**Work to be completed:**
Going through the data below, find how many lines include the word "label", and reply with that number alone.

═════ Data shown

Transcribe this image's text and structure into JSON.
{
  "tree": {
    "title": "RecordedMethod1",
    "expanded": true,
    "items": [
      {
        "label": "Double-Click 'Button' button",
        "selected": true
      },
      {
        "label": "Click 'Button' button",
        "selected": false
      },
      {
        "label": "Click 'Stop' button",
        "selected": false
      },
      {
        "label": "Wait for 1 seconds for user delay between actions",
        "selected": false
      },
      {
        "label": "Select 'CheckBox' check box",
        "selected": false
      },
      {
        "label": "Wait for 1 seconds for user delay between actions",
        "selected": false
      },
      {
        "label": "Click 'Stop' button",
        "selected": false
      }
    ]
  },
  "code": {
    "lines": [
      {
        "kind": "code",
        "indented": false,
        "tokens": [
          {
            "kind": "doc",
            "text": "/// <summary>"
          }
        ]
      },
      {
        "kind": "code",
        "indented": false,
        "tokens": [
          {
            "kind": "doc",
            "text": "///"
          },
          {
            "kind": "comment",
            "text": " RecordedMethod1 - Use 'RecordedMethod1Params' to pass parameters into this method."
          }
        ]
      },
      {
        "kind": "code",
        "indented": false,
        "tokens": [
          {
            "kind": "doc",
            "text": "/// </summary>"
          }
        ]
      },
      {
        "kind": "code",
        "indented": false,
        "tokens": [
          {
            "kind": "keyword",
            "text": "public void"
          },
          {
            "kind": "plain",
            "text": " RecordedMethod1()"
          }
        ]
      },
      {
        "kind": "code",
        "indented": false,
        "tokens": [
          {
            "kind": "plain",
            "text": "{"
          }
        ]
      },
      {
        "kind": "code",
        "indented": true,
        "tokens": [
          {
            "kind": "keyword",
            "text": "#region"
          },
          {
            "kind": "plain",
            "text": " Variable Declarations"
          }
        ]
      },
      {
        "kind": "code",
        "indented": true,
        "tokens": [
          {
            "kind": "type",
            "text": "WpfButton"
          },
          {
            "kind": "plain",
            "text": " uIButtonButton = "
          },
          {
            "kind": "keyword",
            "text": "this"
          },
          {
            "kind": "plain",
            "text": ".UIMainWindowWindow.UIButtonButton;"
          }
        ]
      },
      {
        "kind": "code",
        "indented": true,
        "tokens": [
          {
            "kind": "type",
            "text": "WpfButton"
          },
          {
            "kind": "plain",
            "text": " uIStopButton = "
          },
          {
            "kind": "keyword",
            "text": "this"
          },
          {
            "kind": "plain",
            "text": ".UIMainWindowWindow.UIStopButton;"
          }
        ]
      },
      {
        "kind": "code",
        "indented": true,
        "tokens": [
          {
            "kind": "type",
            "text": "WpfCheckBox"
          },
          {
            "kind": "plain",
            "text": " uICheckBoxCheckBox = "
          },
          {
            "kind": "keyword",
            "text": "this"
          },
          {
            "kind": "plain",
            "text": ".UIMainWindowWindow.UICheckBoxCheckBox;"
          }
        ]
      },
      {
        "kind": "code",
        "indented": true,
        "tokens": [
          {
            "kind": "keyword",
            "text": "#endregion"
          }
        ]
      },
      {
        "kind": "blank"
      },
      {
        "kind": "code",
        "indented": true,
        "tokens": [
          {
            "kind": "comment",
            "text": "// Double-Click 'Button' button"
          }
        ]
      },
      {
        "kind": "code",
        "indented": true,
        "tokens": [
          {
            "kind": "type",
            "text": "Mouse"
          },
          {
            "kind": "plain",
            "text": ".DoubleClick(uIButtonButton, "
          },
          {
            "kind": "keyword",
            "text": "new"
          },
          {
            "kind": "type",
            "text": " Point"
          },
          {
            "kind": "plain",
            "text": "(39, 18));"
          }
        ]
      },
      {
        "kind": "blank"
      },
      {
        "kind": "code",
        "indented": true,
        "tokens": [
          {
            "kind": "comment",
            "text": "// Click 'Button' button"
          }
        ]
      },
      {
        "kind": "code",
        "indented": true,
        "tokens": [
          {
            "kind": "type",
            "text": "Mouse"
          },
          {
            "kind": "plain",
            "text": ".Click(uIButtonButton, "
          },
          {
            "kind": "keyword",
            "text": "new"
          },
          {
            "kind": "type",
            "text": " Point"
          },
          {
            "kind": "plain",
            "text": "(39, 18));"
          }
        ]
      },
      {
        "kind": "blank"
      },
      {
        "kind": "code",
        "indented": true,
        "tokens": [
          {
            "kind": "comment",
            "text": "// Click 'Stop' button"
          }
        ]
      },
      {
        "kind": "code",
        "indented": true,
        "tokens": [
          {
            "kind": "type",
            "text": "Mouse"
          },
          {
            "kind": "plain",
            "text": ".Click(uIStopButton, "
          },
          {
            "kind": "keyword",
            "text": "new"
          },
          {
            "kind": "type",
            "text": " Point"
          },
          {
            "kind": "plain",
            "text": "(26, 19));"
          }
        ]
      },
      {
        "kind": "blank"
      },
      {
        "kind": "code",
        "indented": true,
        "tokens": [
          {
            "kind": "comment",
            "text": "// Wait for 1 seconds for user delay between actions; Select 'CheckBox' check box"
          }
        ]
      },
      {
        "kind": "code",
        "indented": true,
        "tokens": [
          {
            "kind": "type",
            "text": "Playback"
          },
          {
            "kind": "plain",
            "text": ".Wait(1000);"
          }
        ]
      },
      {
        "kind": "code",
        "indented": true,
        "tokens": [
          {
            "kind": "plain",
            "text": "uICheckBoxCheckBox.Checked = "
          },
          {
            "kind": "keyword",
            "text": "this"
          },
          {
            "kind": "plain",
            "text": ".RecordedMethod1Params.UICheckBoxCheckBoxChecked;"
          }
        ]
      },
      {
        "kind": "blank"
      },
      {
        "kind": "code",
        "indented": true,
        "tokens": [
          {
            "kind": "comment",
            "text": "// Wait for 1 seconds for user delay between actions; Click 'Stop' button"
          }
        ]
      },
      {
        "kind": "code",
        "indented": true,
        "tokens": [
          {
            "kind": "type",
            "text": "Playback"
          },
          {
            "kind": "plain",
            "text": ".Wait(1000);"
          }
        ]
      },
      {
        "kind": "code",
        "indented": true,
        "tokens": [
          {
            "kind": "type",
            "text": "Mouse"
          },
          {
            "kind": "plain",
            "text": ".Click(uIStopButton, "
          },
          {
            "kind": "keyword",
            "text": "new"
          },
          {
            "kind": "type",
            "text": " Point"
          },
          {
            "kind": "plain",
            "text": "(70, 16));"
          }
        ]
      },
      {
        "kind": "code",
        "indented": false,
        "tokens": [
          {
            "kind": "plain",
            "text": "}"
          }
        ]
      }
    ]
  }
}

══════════

**Finished exercise:**
7